The National Commission on Fiscal Responsibility and Reform failed to produce a mandate for assaulting Social Security, undermining Medicare and Medicaid and generally balancing the budget on the backs of working Americans.
But that hasn’t stopped its co-chairmen from claiming a sort of victory for their plan to make Main Street pay for Wall Street’s failures.
Their goal is obvious. Commission co-chairs Alan Simpson and Erskine Bowles want to spin a win they did not achieve in order to foster the false impression that their ominously titled " Moment of Truth" proposal is the only real alternative to fiscal ruin. That’s not the case. There are better proposals—such as the detailed alternative to austerity outlined by commission member Jan Schakowsky. But this is a critical juncture, and progressives need to be conscious that an effort will be made to narrow the range of options and impose key elements of a bad plan that failed to gain required support.
Let’s start by getting a few things straight:

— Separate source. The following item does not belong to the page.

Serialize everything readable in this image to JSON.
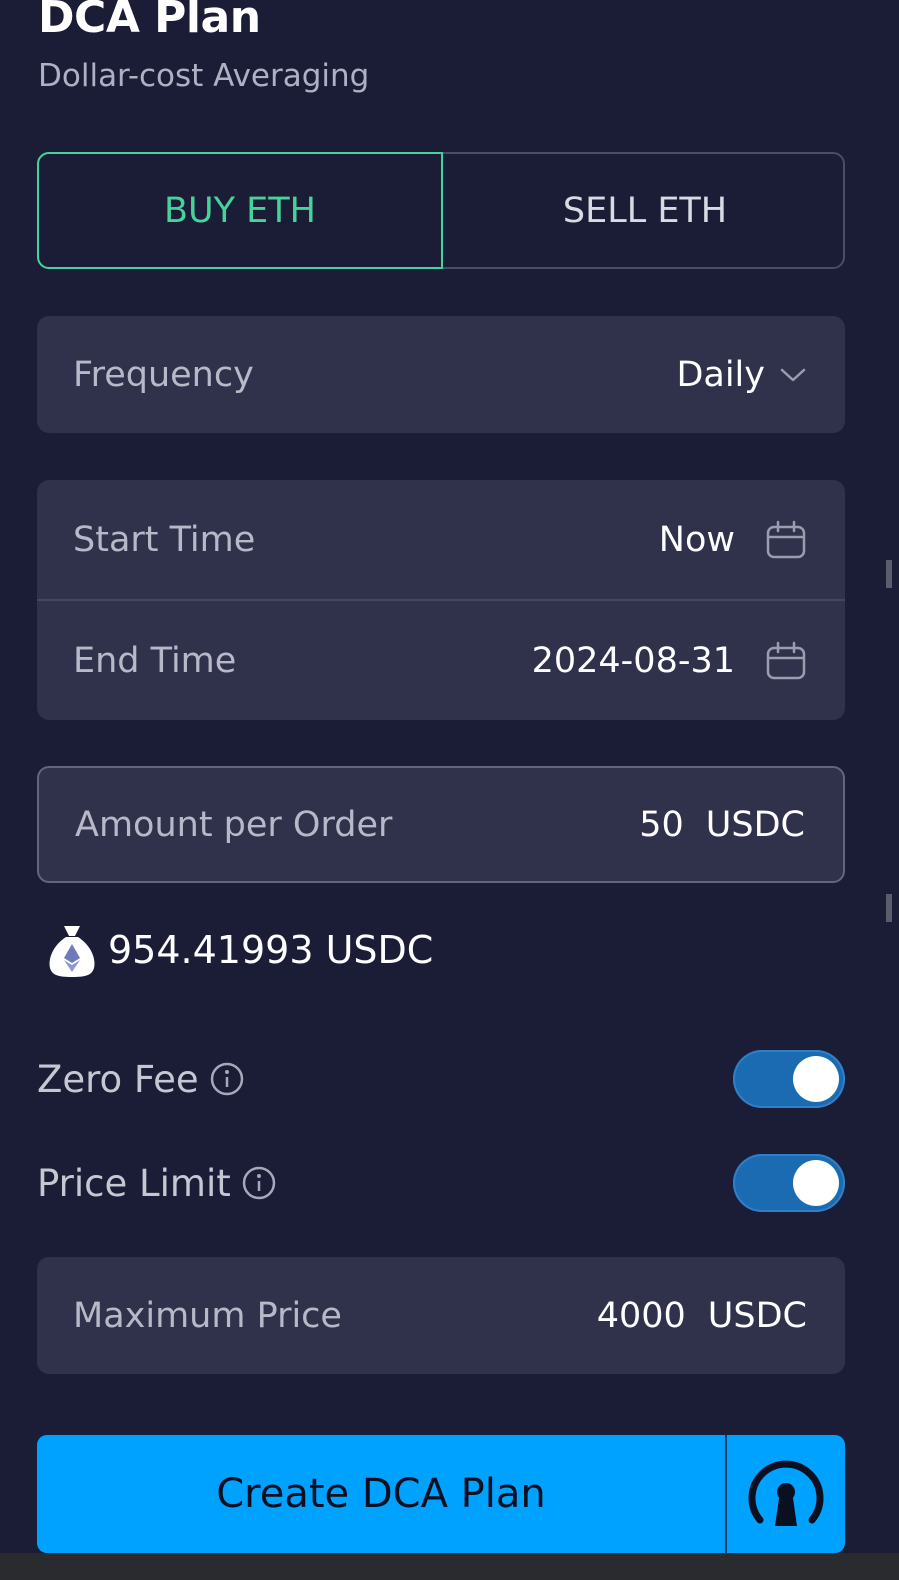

The commission was given a clear charge when President Obama cobbled it together in February—after failing to win congressional support for the formal launch of the project.
The commission was to come up with a plan address deficits, debts and the challenge of maintaining a federal government at a point when revenues are not sufficient to keep paying for every war, bailout and boondoggle that comes along.
Proposals for what could be radical, and in many cases painful, change had to attract broad support, so the president said that at least fourteen of the eighteen members of the commission would need to back an initiative before he would promote it. Senate majority leader Harry Reid and House speaker Nancy Pelosi promised to hold votes this year vote a consensus could be reached.
On Friday, the commission co-chairs failed to get to fourteen. Only eleven members of the commission voted "yes," while seven voted "no." And the seven "no" votes came from precisely the members whose votes were most needed if this plan was to have legitimacy. Three House conservatives—incoming Budget Committee chair Paul Ryan, R-Wisconsin; incoming Ways and Means Committee chair Dave Camp, R-Michigan; and incoming Republicans Conference chair Jeb Henserling, R-Texas—voted "no" because they did not think it went far enough in calling for tax cuts and the gutting of entitlement programs.